You should never judge a papacy until it’s over. Pope Francis’ papacy is still ongoing. If I could describe it in one word so far it would be “disappointing” but at the same time I can’t call it a total loss. I have learned some things from this pope, albeit not what I ever expected to learn, but they were lessons nonetheless. Anything can happen. Pope Francis could change his approach. He could surprise us all. Or maybe it will be more of the same. One thing is certain, he’s laying a foundation for the next pope that will be truly historic. The next pope, if Francis gets what he wants, will be “Francis II” (or some manifestation of that), and he’ll probably lead the Church into a doctrinal civil war.

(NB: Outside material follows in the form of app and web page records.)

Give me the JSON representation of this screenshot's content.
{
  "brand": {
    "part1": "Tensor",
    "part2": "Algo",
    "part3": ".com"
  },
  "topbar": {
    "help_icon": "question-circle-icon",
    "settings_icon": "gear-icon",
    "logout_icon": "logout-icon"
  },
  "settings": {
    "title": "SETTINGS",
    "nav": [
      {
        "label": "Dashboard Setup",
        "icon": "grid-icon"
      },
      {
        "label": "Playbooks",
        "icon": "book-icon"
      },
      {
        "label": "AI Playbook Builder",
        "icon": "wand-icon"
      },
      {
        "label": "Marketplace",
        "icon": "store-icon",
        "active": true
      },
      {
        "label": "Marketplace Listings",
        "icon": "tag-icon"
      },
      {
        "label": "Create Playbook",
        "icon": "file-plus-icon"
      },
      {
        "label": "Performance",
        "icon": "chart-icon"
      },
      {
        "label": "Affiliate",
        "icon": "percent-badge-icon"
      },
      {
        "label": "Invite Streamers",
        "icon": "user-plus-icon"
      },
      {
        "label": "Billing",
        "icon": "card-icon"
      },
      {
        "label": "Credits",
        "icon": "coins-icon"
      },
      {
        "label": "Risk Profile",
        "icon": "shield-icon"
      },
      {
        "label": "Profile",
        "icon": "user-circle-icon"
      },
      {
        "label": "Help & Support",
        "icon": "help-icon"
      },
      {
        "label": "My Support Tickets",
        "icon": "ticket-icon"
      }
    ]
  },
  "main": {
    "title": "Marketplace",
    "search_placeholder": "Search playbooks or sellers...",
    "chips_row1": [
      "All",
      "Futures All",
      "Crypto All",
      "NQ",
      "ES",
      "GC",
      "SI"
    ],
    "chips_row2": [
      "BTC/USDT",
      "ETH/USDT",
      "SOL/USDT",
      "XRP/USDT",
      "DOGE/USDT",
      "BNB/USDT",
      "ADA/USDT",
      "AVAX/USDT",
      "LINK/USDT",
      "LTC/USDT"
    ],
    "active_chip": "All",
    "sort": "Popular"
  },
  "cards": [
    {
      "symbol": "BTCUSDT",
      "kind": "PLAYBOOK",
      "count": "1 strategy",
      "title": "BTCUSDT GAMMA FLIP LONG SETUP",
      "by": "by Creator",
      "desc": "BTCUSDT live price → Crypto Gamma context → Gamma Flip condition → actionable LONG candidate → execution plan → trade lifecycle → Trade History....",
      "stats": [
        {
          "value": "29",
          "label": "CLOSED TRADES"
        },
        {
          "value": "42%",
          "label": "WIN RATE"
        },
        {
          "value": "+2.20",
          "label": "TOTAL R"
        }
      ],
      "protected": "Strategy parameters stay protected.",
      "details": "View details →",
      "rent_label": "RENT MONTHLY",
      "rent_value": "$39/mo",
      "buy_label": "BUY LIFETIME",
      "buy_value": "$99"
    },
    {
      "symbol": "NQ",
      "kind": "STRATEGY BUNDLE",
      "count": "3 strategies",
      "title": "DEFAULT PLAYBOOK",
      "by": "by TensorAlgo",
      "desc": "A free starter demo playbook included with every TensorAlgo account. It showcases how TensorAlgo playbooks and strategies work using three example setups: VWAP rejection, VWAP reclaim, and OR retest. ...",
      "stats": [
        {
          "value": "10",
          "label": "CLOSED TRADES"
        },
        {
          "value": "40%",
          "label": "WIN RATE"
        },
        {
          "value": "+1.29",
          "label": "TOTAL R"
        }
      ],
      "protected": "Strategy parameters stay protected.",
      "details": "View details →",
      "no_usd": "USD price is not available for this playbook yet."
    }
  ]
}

Or, the next pope, if something unexpected happens, could be “Pius XIII” (or some manifestation of that), and he’ll use the tools Francis has given him to clean up the Church with force. That will drive some of the national bishops conferences in Europe into schism for sure. In the end, I don’t think Pope Francis is the apocalyptic pope many make him out to be. I think he is, rather, just a stage designer, who is getting things ready for a much bigger drama to play out later, after he’s gone. But I could be wrong about that. Maybe he’ll live long enough to see it himself.